EXERCISE:
Each line of the records below that holds "Maildir" should be returned.
*** MATERIAL PROVIDED
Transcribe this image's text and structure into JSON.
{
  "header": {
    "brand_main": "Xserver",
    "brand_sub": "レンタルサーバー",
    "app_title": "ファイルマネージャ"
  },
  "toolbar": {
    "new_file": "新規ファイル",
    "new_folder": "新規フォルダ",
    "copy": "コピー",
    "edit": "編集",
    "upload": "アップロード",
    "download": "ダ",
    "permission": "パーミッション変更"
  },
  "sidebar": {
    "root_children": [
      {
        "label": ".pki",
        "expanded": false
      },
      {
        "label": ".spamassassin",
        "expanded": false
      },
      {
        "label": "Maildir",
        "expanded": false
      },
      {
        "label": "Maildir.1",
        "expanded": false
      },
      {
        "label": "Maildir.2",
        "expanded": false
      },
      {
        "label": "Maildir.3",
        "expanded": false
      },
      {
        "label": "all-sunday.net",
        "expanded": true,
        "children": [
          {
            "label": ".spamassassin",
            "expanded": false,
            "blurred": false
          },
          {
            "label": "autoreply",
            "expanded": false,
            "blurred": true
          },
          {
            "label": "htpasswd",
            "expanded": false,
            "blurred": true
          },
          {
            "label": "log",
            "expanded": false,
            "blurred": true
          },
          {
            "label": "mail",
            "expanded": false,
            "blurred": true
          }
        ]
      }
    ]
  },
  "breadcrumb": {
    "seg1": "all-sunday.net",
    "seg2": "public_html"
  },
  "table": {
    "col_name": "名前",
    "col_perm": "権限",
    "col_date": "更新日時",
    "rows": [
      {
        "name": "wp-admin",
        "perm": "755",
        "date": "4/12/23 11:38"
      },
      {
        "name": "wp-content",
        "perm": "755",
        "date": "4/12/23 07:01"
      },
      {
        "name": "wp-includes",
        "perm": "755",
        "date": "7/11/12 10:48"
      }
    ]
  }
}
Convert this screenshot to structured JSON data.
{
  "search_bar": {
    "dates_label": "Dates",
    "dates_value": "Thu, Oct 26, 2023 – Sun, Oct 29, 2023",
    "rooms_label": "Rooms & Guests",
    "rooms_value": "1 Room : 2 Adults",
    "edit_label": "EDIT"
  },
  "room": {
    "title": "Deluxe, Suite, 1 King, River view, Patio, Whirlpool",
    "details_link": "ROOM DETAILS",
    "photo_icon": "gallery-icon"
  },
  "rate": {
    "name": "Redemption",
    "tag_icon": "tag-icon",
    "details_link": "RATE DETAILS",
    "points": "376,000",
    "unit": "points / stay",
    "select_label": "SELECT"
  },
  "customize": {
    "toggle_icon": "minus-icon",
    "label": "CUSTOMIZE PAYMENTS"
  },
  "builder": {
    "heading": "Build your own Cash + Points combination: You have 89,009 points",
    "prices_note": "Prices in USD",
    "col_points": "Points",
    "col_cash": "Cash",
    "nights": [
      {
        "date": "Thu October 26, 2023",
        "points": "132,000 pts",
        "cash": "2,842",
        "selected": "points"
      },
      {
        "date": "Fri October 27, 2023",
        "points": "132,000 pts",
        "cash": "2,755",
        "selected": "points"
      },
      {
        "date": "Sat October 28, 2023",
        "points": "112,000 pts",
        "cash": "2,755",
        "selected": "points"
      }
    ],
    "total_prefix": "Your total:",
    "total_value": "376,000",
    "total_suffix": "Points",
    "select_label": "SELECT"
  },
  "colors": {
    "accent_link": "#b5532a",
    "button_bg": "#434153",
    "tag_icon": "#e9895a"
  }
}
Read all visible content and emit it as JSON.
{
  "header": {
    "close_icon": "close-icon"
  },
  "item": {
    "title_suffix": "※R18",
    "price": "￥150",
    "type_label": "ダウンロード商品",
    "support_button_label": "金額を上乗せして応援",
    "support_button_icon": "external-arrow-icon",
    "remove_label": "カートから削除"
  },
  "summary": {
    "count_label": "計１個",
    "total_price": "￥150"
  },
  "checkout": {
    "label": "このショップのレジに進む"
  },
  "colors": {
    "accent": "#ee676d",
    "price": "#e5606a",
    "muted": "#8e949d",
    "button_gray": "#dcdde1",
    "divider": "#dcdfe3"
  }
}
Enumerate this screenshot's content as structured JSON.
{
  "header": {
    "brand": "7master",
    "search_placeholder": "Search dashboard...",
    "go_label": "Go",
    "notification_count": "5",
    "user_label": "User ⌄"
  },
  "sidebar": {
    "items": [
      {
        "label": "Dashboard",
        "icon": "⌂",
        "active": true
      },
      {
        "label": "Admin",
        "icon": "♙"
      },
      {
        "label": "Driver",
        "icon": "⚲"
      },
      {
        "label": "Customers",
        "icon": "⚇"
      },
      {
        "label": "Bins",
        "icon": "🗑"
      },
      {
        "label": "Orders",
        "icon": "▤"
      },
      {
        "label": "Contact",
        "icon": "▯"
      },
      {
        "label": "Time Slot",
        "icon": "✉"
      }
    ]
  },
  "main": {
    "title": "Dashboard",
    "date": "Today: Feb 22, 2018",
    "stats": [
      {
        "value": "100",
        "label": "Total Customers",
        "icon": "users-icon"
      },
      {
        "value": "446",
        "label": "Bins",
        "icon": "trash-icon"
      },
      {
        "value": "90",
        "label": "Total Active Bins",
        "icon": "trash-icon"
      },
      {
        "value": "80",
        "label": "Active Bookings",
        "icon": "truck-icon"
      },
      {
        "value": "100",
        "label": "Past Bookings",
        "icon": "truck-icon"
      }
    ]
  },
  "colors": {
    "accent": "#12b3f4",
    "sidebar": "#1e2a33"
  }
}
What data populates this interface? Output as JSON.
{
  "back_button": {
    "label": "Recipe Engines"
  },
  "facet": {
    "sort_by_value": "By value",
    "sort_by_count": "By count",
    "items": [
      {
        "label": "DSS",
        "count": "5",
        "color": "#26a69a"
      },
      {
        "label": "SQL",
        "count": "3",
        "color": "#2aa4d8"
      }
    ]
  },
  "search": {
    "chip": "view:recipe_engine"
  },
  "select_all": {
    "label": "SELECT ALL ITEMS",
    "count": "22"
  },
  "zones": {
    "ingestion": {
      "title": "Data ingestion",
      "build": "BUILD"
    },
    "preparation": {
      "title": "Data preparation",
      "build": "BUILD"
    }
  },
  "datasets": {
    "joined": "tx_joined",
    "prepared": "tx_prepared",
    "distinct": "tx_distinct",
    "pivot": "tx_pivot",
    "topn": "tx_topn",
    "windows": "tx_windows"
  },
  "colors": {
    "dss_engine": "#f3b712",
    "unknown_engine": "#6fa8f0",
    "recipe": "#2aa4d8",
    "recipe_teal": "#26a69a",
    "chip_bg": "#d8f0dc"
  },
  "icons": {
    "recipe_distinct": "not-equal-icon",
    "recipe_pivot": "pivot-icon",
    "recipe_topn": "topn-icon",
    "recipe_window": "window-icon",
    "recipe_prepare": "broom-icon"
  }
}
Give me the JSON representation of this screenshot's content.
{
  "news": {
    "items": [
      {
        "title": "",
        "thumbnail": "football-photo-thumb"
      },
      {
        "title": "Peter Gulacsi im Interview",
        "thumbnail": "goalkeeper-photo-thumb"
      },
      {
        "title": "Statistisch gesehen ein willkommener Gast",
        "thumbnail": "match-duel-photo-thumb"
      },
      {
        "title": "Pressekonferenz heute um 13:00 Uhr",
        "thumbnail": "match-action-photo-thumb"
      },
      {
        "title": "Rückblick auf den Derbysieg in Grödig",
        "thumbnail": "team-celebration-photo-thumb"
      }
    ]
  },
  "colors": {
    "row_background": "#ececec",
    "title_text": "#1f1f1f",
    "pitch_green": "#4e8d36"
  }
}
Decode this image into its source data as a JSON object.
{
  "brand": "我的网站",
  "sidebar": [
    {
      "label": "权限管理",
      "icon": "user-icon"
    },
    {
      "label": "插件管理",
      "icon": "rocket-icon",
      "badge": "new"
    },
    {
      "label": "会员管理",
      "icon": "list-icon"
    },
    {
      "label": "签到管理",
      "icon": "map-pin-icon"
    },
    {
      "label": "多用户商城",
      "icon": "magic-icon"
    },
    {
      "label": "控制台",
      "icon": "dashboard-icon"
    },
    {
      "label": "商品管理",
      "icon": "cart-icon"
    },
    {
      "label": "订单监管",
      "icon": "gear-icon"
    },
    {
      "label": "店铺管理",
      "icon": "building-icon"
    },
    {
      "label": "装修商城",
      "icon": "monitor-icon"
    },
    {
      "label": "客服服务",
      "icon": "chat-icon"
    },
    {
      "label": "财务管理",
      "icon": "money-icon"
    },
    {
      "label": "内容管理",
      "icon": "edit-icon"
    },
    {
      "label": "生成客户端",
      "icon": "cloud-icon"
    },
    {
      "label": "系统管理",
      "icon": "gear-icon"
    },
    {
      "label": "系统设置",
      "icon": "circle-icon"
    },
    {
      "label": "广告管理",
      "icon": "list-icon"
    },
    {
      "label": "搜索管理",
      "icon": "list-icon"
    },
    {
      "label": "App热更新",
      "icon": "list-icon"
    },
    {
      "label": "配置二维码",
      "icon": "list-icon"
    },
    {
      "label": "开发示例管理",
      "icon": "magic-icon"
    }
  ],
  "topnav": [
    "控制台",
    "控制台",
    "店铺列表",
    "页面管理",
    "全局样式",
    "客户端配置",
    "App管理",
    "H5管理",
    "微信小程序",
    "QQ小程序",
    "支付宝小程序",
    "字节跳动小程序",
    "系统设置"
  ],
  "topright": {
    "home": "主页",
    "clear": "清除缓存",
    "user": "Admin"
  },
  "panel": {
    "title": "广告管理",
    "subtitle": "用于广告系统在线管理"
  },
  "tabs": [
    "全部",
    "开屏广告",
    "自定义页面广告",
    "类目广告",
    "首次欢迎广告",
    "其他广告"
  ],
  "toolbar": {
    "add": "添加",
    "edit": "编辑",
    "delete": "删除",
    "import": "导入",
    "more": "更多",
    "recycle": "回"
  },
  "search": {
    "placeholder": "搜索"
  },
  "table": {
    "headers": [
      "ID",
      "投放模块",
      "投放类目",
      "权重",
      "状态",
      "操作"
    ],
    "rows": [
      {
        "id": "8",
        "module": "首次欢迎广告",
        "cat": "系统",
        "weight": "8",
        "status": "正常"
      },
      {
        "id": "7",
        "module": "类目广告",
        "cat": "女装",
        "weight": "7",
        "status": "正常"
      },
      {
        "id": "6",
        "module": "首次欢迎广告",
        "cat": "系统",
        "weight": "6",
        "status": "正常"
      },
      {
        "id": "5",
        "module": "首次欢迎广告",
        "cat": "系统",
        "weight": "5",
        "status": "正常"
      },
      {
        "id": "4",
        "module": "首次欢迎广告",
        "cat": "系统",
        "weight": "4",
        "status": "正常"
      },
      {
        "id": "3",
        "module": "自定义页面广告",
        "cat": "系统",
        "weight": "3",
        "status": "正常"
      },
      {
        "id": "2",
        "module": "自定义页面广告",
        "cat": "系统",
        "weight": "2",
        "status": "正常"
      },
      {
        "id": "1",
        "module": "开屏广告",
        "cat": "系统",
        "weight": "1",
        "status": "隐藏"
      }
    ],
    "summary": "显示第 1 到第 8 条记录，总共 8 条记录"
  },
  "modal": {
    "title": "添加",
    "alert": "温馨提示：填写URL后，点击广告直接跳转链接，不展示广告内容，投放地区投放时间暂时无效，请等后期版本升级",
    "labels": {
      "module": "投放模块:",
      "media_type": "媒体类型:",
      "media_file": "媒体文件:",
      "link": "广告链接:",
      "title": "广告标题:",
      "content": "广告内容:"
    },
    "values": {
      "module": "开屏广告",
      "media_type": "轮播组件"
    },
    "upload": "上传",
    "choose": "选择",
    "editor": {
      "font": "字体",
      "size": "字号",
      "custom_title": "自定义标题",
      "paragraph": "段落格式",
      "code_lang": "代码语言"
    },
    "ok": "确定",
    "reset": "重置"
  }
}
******
ANSWER TO THIS EXERCISE:
        "label": "Maildir",
        "label": "Maildir.1",
        "label": "Maildir.2",
        "label": "Maildir.3",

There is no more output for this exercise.